Mar 8, 2014

Why Social Security Matters So Much


Anonymous said...

correlation does not equal causation.

Here's another thing that happened in 1935....we began recovering from the great depression.

Other things that have happened. People are now more educated (graduating high school). Factory production grew exponentially. Urbanization.

This chart is just silly.

Anonymous said...

It would be interesting to compare the 2012 figure of 9.1% poverty among the elderly to what the poverty rate would be without Social Security Retirement and SSI benefits. I'm guessing that poverty would no doubt be significantly higher given the charts I have seen about the high percentage of elderly for whom Social Security comprises most if not all of their retirement income.

Anonymous said...

ANON 11:01 -- I agree that the poverty rate would be higher, but a certain (unknown) percentage of the elderly (especially the "younger" elderly -- those closest to retirement age) would likely still be working if Social Security retirement benefits were not an option.

Getting a reliable figure for what elderly poverty would be with Social Security would not be an easy task.

Anonymous said...

If you think it means nothing over that span of time, then look at it this way. Since the start of the current recession, income had dropped for every age group under age 65, sometimes significantly. Income has remained steady for people over 65 since 2007. If that's not a case for Social Security, what is?

Anonymous said...

The right-wingers are funny.
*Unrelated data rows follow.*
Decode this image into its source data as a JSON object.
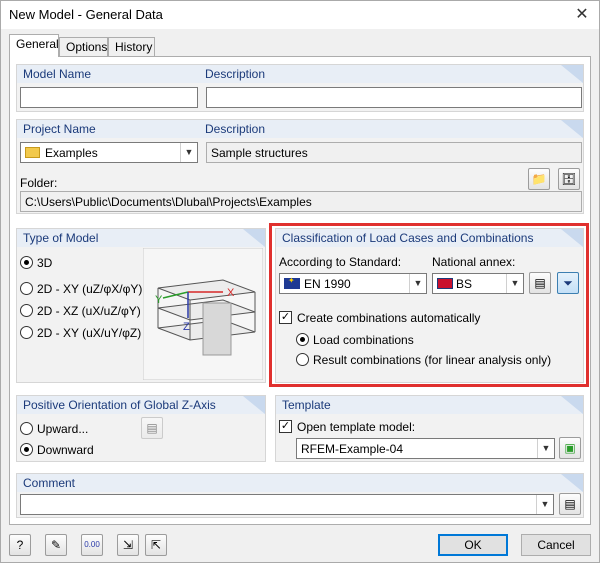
{
  "window": {
    "title": "New Model - General Data",
    "close_glyph": "✕"
  },
  "tabs": [
    "General",
    "Options",
    "History"
  ],
  "model_name": {
    "label": "Model Name",
    "value": ""
  },
  "description": {
    "label": "Description",
    "value": ""
  },
  "project_name": {
    "label": "Project Name",
    "value": "Examples"
  },
  "project_description": {
    "label": "Description",
    "value": "Sample structures"
  },
  "folder": {
    "label": "Folder:",
    "value": "C:\\Users\\Public\\Documents\\Dlubal\\Projects\\Examples"
  },
  "type_of_model": {
    "title": "Type of Model",
    "options": [
      "3D",
      "2D - XY (uZ/φX/φY)",
      "2D - XZ (uX/uZ/φY)",
      "2D - XY (uX/uY/φZ)"
    ],
    "selected": "3D",
    "axis_labels": {
      "y": "Y",
      "x": "X",
      "z": "Z"
    }
  },
  "classification": {
    "title": "Classification of Load Cases and Combinations",
    "standard_label": "According to Standard:",
    "standard_value": "EN 1990",
    "annex_label": "National annex:",
    "annex_value": "BS",
    "create_label": "Create combinations automatically",
    "create_checked": true,
    "load_combinations_label": "Load combinations",
    "result_combinations_label": "Result combinations (for linear analysis only)",
    "selected_combination": "Load combinations"
  },
  "orientation": {
    "title": "Positive Orientation of Global Z-Axis",
    "upward_label": "Upward...",
    "downward_label": "Downward",
    "selected": "Downward"
  },
  "template": {
    "title": "Template",
    "open_label": "Open template model:",
    "open_checked": true,
    "value": "RFEM-Example-04"
  },
  "comment": {
    "title": "Comment",
    "value": ""
  },
  "buttons": {
    "ok": "OK",
    "cancel": "Cancel"
  },
  "icons": {
    "help": "help-icon",
    "edit": "edit-icon",
    "units": "units-icon",
    "units_text": "0.00",
    "import": "import-icon",
    "export": "export-icon"
  },
  "colors": {
    "highlight": "#e0302e",
    "group_title": "#1b3a7a",
    "default_button": "#0078d7"
  }
}
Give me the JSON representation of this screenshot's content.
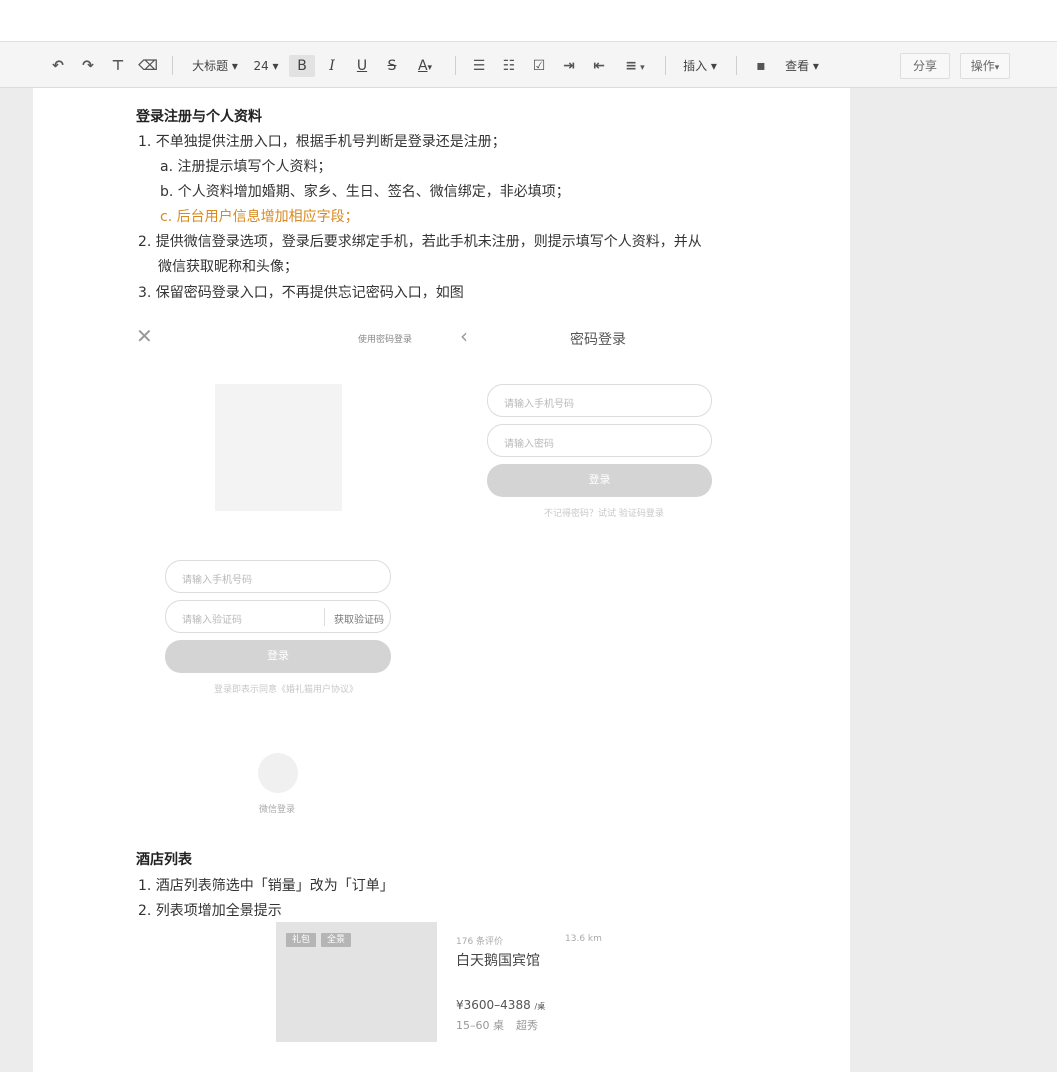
{
  "toolbar": {
    "undo_icon": "undo-icon",
    "redo_icon": "redo-icon",
    "format_painter_icon": "format-painter-icon",
    "eraser_icon": "eraser-icon",
    "style_label": "大标题",
    "font_size_label": "24",
    "bold_label": "B",
    "italic_label": "I",
    "underline_label": "U",
    "strike_label": "S",
    "font_color_label": "A",
    "insert_label": "插入",
    "view_label": "查看",
    "share_label": "分享",
    "actions_label": "操作"
  },
  "section1": {
    "heading": "登录注册与个人资料",
    "item1": "1.  不单独提供注册入口，根据手机号判断是登录还是注册；",
    "item1a": "a.  注册提示填写个人资料；",
    "item1b": "b.  个人资料增加婚期、家乡、生日、签名、微信绑定，非必填项；",
    "item1c": "c.  后台用户信息增加相应字段；",
    "item2_line1": "2.  提供微信登录选项，登录后要求绑定手机，若此手机未注册，则提示填写个人资料，并从",
    "item2_line2": "微信获取昵称和头像；",
    "item3": "3.  保留密码登录入口，不再提供忘记密码入口，如图"
  },
  "mock_sms": {
    "password_login_link": "使用密码登录",
    "phone_placeholder": "请输入手机号码",
    "code_placeholder": "请输入验证码",
    "get_code_button": "获取验证码",
    "login_button": "登录",
    "agreement": "登录即表示同意《婚礼猫用户协议》",
    "wechat_login": "微信登录"
  },
  "mock_password": {
    "title": "密码登录",
    "phone_placeholder": "请输入手机号码",
    "password_placeholder": "请输入密码",
    "login_button": "登录",
    "footer": "不记得密码？试试 验证码登录"
  },
  "section2": {
    "heading": "酒店列表",
    "item1": "1.  酒店列表筛选中「销量」改为「订单」",
    "item2": "2.  列表项增加全景提示"
  },
  "hotel_card": {
    "tag1": "礼包",
    "tag2": "全景",
    "reviews": "176 条评价",
    "distance": "13.6 km",
    "name": "白天鹅国宾馆",
    "price": "¥3600–4388",
    "price_unit": "/桌",
    "tables": "15–60 桌",
    "rating": "超秀"
  }
}
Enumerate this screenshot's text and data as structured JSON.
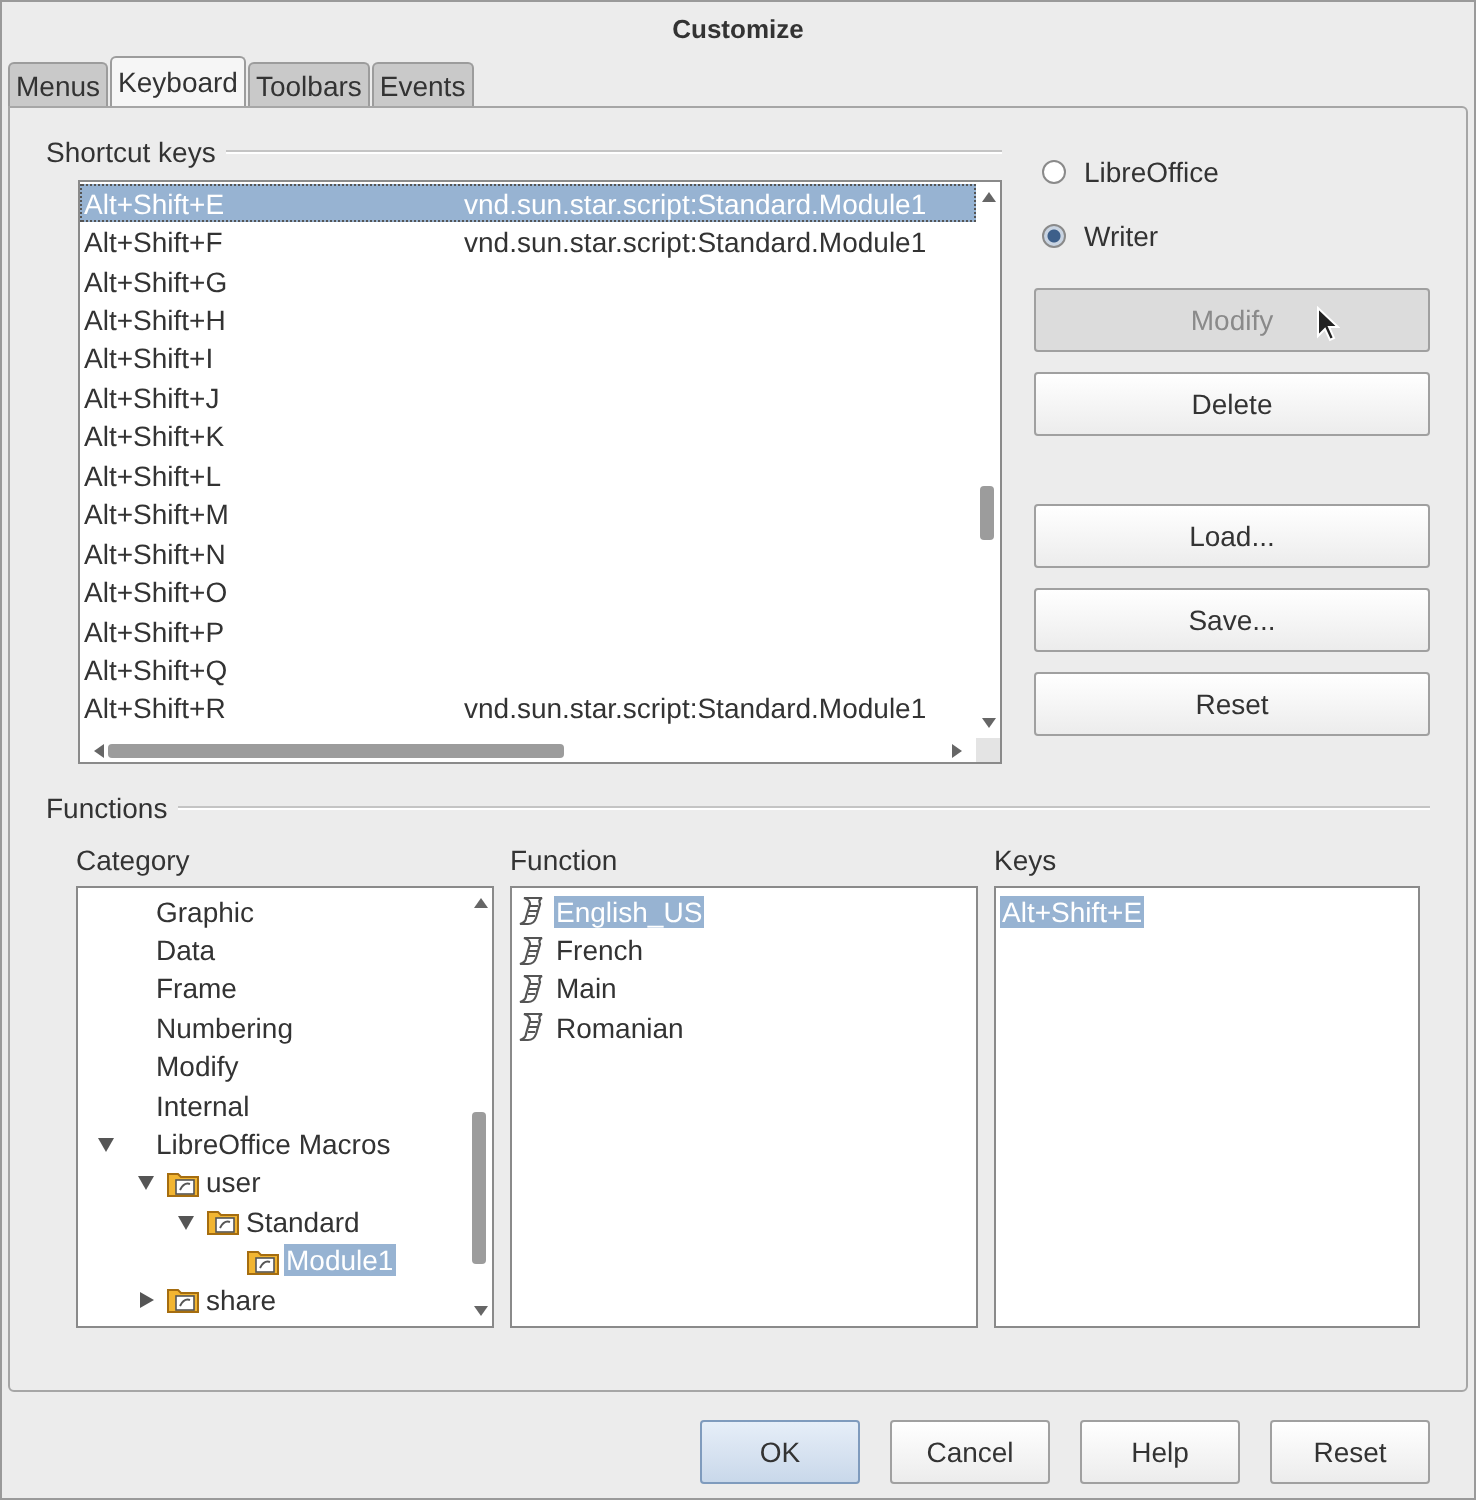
{
  "window": {
    "title": "Customize"
  },
  "tabs": [
    {
      "label": "Menus",
      "selected": false
    },
    {
      "label": "Keyboard",
      "selected": true
    },
    {
      "label": "Toolbars",
      "selected": false
    },
    {
      "label": "Events",
      "selected": false
    }
  ],
  "shortcut_keys": {
    "title": "Shortcut keys",
    "rows": [
      {
        "key": "Alt+Shift+E",
        "command": "vnd.sun.star.script:Standard.Module1",
        "selected": true
      },
      {
        "key": "Alt+Shift+F",
        "command": "vnd.sun.star.script:Standard.Module1",
        "selected": false
      },
      {
        "key": "Alt+Shift+G",
        "selected": false
      },
      {
        "key": "Alt+Shift+H",
        "selected": false
      },
      {
        "key": "Alt+Shift+I",
        "selected": false
      },
      {
        "key": "Alt+Shift+J",
        "selected": false
      },
      {
        "key": "Alt+Shift+K",
        "selected": false
      },
      {
        "key": "Alt+Shift+L",
        "selected": false
      },
      {
        "key": "Alt+Shift+M",
        "selected": false
      },
      {
        "key": "Alt+Shift+N",
        "selected": false
      },
      {
        "key": "Alt+Shift+O",
        "selected": false
      },
      {
        "key": "Alt+Shift+P",
        "selected": false
      },
      {
        "key": "Alt+Shift+Q",
        "selected": false
      },
      {
        "key": "Alt+Shift+R",
        "command": "vnd.sun.star.script:Standard.Module1",
        "selected": false
      }
    ]
  },
  "scope": [
    {
      "label": "LibreOffice",
      "selected": false
    },
    {
      "label": "Writer",
      "selected": true
    }
  ],
  "edit_buttons": [
    {
      "label": "Modify",
      "disabled": true
    },
    {
      "label": "Delete",
      "disabled": false
    }
  ],
  "file_buttons": [
    {
      "label": "Load...",
      "disabled": false
    },
    {
      "label": "Save...",
      "disabled": false
    },
    {
      "label": "Reset",
      "disabled": false
    }
  ],
  "functions": {
    "title": "Functions",
    "category": {
      "label": "Category",
      "tree": [
        {
          "label": "Graphic",
          "kind": "category",
          "selected": false
        },
        {
          "label": "Data",
          "kind": "category",
          "selected": false
        },
        {
          "label": "Frame",
          "kind": "category",
          "selected": false
        },
        {
          "label": "Numbering",
          "kind": "category",
          "selected": false
        },
        {
          "label": "Modify",
          "kind": "category",
          "selected": false
        },
        {
          "label": "Internal",
          "kind": "category",
          "selected": false
        },
        {
          "label": "LibreOffice Macros",
          "kind": "category",
          "selected": false,
          "expanded": true,
          "children": [
            {
              "label": "user",
              "kind": "library",
              "selected": false,
              "expanded": true,
              "children": [
                {
                  "label": "Standard",
                  "kind": "library",
                  "selected": false,
                  "expanded": true,
                  "children": [
                    {
                      "label": "Module1",
                      "kind": "library",
                      "selected": true
                    }
                  ]
                }
              ]
            },
            {
              "label": "share",
              "kind": "library",
              "selected": false,
              "expanded": false
            }
          ]
        }
      ]
    },
    "function": {
      "label": "Function",
      "items": [
        {
          "label": "English_US",
          "selected": true
        },
        {
          "label": "French",
          "selected": false
        },
        {
          "label": "Main",
          "selected": false
        },
        {
          "label": "Romanian",
          "selected": false
        }
      ]
    },
    "keys": {
      "label": "Keys",
      "items": [
        {
          "label": "Alt+Shift+E",
          "selected": true
        }
      ]
    }
  },
  "dialog_buttons": [
    {
      "label": "OK",
      "default": true
    },
    {
      "label": "Cancel",
      "default": false
    },
    {
      "label": "Help",
      "default": false
    },
    {
      "label": "Reset",
      "default": false
    }
  ]
}
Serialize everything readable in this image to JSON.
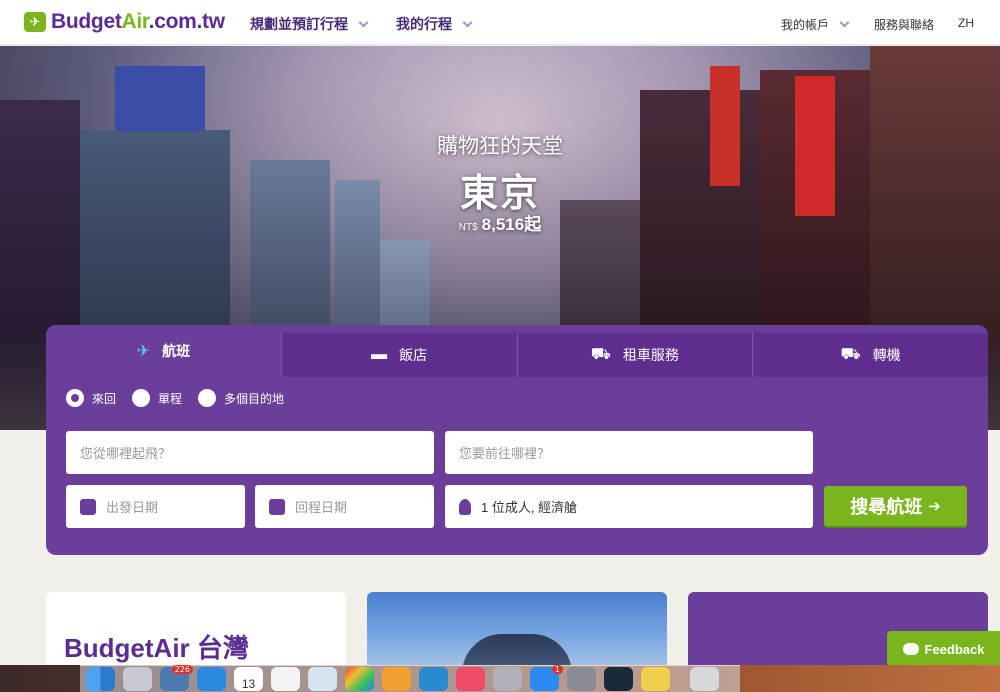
{
  "header": {
    "logo_main": "Budget",
    "logo_accent": "Air",
    "logo_suffix": ".com.tw",
    "nav": [
      {
        "label": "規劃並預訂行程"
      },
      {
        "label": "我的行程"
      }
    ],
    "account": "我的帳戶",
    "service": "服務與聯絡",
    "language": "ZH"
  },
  "hero": {
    "subtitle": "購物狂的天堂",
    "city": "東京",
    "currency": "NT$",
    "price": "8,516起"
  },
  "search": {
    "tabs": [
      {
        "label": "航班",
        "icon": "plane-icon"
      },
      {
        "label": "飯店",
        "icon": "bed-icon"
      },
      {
        "label": "租車服務",
        "icon": "car-icon"
      },
      {
        "label": "轉機",
        "icon": "taxi-icon"
      }
    ],
    "trip_types": [
      "來回",
      "單程",
      "多個目的地"
    ],
    "selected_trip_type": "來回",
    "from_placeholder": "您從哪裡起飛？",
    "to_placeholder": "您要前往哪裡？",
    "depart_placeholder": "出發日期",
    "return_placeholder": "回程日期",
    "passengers": "1 位成人, 經濟艙",
    "search_button": "搜尋航班"
  },
  "cards": {
    "card1_title": "BudgetAir 台灣"
  },
  "feedback": "Feedback",
  "dock": {
    "mail_badge": "226",
    "calendar_day": "13",
    "appstore_badge": "1"
  },
  "colors": {
    "brand_purple": "#6b3f99",
    "brand_green": "#7ab51d"
  }
}
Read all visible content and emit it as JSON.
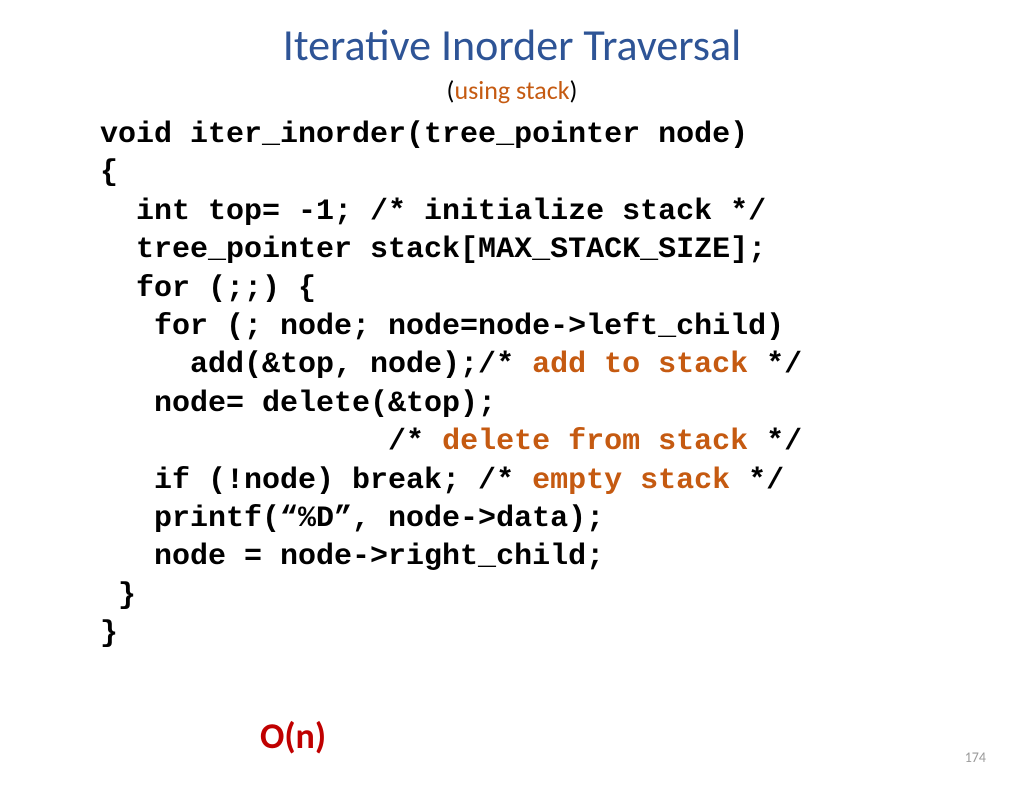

Without Social Security, old people would be fine. They'd just keep working until they died! Who could object to that?